EXERCISE DIRECTIONS. The required answer is a copy of each line in the entries below that includes "intervals".

[Data records]
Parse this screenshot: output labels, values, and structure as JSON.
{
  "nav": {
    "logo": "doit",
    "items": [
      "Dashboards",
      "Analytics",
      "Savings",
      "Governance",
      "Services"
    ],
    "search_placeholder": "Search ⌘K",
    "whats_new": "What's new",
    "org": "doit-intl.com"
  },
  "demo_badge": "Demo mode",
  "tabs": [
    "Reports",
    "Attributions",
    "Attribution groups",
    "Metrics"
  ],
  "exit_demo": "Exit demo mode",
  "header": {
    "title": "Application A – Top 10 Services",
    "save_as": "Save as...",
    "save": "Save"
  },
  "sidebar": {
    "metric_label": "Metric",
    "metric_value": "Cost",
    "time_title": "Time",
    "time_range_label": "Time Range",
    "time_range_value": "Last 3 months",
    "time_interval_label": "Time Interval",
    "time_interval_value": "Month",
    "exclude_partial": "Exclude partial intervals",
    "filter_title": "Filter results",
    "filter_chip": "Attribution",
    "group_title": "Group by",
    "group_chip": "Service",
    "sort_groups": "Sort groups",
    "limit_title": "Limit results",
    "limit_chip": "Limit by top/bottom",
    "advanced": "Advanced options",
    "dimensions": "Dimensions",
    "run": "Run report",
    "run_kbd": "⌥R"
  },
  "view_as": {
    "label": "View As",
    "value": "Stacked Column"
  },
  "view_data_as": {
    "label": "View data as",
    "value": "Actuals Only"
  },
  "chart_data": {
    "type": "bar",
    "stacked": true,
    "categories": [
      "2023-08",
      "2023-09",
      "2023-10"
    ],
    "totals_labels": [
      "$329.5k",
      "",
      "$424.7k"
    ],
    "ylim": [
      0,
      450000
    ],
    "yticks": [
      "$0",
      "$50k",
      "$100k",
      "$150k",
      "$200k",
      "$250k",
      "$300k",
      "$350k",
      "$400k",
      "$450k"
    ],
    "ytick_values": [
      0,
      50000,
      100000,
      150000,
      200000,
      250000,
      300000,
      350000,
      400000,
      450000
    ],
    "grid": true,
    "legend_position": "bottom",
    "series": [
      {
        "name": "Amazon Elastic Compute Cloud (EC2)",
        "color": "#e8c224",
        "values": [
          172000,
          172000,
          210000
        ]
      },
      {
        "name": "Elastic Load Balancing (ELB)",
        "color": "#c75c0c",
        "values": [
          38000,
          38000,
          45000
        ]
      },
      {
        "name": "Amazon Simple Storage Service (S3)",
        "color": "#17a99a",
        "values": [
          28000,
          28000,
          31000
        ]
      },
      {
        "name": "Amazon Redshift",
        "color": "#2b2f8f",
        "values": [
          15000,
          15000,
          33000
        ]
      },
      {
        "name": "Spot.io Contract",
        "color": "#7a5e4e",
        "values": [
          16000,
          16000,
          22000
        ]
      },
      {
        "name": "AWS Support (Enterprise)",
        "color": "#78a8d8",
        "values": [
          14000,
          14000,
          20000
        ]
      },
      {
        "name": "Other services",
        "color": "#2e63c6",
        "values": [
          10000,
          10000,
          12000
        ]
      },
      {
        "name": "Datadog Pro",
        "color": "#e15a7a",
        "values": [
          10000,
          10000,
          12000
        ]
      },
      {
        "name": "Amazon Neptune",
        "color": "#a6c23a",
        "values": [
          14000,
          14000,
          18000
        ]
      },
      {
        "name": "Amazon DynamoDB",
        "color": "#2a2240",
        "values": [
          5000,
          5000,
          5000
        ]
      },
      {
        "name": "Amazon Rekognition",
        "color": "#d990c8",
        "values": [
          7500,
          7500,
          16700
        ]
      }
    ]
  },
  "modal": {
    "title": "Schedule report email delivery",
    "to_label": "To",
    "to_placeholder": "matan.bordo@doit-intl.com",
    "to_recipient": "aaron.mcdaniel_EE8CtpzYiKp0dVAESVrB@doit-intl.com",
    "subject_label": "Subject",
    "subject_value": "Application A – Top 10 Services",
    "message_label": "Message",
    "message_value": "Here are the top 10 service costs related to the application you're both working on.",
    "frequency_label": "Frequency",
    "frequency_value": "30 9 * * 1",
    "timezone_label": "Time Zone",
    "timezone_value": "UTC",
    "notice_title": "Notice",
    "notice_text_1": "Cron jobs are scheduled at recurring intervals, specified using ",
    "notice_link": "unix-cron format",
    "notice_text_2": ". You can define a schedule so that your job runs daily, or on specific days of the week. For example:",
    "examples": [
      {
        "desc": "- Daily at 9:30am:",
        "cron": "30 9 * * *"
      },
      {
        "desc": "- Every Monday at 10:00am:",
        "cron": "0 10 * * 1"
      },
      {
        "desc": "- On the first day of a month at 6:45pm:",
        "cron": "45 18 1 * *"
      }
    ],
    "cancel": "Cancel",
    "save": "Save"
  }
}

EXERCISE OUTPUT.
    "exclude_partial": "Exclude partial intervals",
    "notice_text_1": "Cron jobs are scheduled at recurring intervals, specified using ",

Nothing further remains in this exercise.